An objection to this is that a minister who has only ever done church work will not sufficiently understand the pressures, temptations and difficulties of daily life for most church members. The lack of worldliness and the shallow life experience is most likely to be considered alienating and limiting rather than suitable for a minister. On the other hand, workplaces differ. So wherever a minister comes from, he or she will have to establish credibility by listening and learning.
11.5 Discussion questions (use with 11.4):
Do you sense any calling to ordained or other professional ministry? How?
What are the gifts you consider most important for such ministry?
How important do you think life experience is for such ministry?
66 David Turner, sermon on Rom12:1-8 at All Souls 18/6/06.
66a Hore-Lacy I, Nuclear Power and Energy Sustainability, Science & Christian Belief, 23 (2), Oct 2011.
67 1 Cor 15:58
68 Matt 25: 14-30

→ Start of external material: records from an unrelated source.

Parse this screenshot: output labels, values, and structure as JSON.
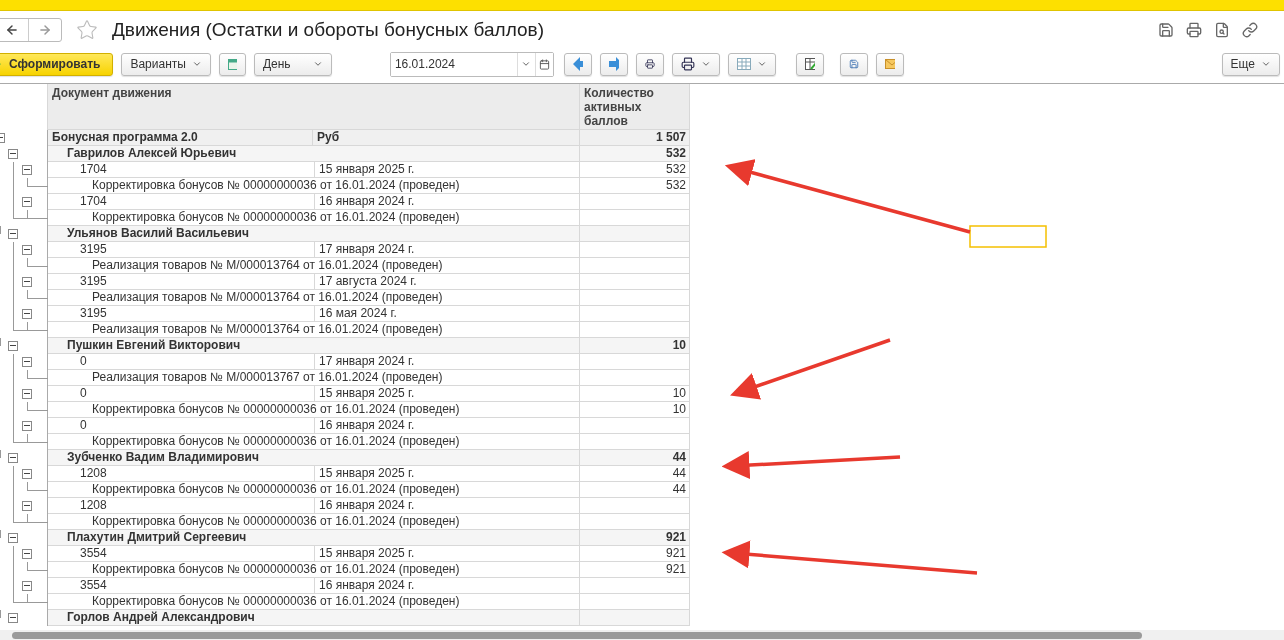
{
  "window": {
    "title": "Движения (Остатки и обороты бонусных баллов)",
    "favorite": false
  },
  "toolbar": {
    "generate_button": "Сформировать",
    "variants_button": "Варианты",
    "period": "День",
    "date": "16.01.2024",
    "more_button": "Еще"
  },
  "table": {
    "columns": [
      "Документ движения",
      "Количество активных баллов"
    ],
    "program": {
      "name": "Бонусная программа 2.0",
      "currency": "Руб",
      "total": "1 507",
      "expanded": true,
      "persons": [
        {
          "name": "Гаврилов Алексей Юрьевич",
          "total": "532",
          "expanded": true,
          "entries": [
            {
              "number": "1704",
              "date": "15 января 2025 г.",
              "value": "532",
              "expanded": true,
              "document": "Корректировка бонусов № 00000000036 от 16.01.2024 (проведен)",
              "document_value": "532"
            },
            {
              "number": "1704",
              "date": "16 января 2024 г.",
              "expanded": true,
              "document": "Корректировка бонусов № 00000000036 от 16.01.2024 (проведен)"
            }
          ]
        },
        {
          "name": "Ульянов Василий Васильевич",
          "expanded": true,
          "entries": [
            {
              "number": "3195",
              "date": "17 января 2024 г.",
              "expanded": true,
              "document": "Реализация товаров № М/000013764 от 16.01.2024 (проведен)"
            },
            {
              "number": "3195",
              "date": "17 августа 2024 г.",
              "expanded": true,
              "document": "Реализация товаров № М/000013764 от 16.01.2024 (проведен)"
            },
            {
              "number": "3195",
              "date": "16 мая 2024 г.",
              "expanded": true,
              "document": "Реализация товаров № М/000013764 от 16.01.2024 (проведен)"
            }
          ]
        },
        {
          "name": "Пушкин Евгений Викторович",
          "total": "10",
          "expanded": true,
          "entries": [
            {
              "number": "0",
              "date": "17 января 2024 г.",
              "expanded": true,
              "document": "Реализация товаров № М/000013767 от 16.01.2024 (проведен)"
            },
            {
              "number": "0",
              "date": "15 января 2025 г.",
              "value": "10",
              "expanded": true,
              "document": "Корректировка бонусов № 00000000036 от 16.01.2024 (проведен)",
              "document_value": "10"
            },
            {
              "number": "0",
              "date": "16 января 2024 г.",
              "expanded": true,
              "document": "Корректировка бонусов № 00000000036 от 16.01.2024 (проведен)"
            }
          ]
        },
        {
          "name": "Зубченко Вадим Владимирович",
          "total": "44",
          "expanded": true,
          "entries": [
            {
              "number": "1208",
              "date": "15 января 2025 г.",
              "value": "44",
              "expanded": true,
              "document": "Корректировка бонусов № 00000000036 от 16.01.2024 (проведен)",
              "document_value": "44"
            },
            {
              "number": "1208",
              "date": "16 января 2024 г.",
              "expanded": true,
              "document": "Корректировка бонусов № 00000000036 от 16.01.2024 (проведен)"
            }
          ]
        },
        {
          "name": "Плахутин Дмитрий Сергеевич",
          "total": "921",
          "expanded": true,
          "entries": [
            {
              "number": "3554",
              "date": "15 января 2025 г.",
              "value": "921",
              "expanded": true,
              "document": "Корректировка бонусов № 00000000036 от 16.01.2024 (проведен)",
              "document_value": "921"
            },
            {
              "number": "3554",
              "date": "16 января 2024 г.",
              "expanded": true,
              "document": "Корректировка бонусов № 00000000036 от 16.01.2024 (проведен)"
            }
          ]
        },
        {
          "name": "Горлов Андрей Александрович",
          "expanded": true
        }
      ]
    }
  }
}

68a Of course this question depends on how vocation is perceived at particular stages of life, and whether competing family priorities are major or minor. But applying gifts and abilities to opportunities in vocation should not be limited minimal norms set by employers, and should prioritise what we understand as our role in God’s kingdom. Also, for some people employment / work is a portfolio of different things, maybe including paid work, entrepreneurial endeavour with delayed rewards (if any), voluntary unpaid work, household management, and whatever.
69 Keep a matter of fact tone, avoid all hype, and check adjectives carefully. Make sure they under- rather than overstate your wonderful attributes!
70 2 Thess 3:6-15
70aLausanne Movement 2011: The Cape Town Commitment - A confession of faith and call to commitment, part I Confession of Faith, 7 Love for God's World; part II, Call to Action, IIB Building the peace of Christ.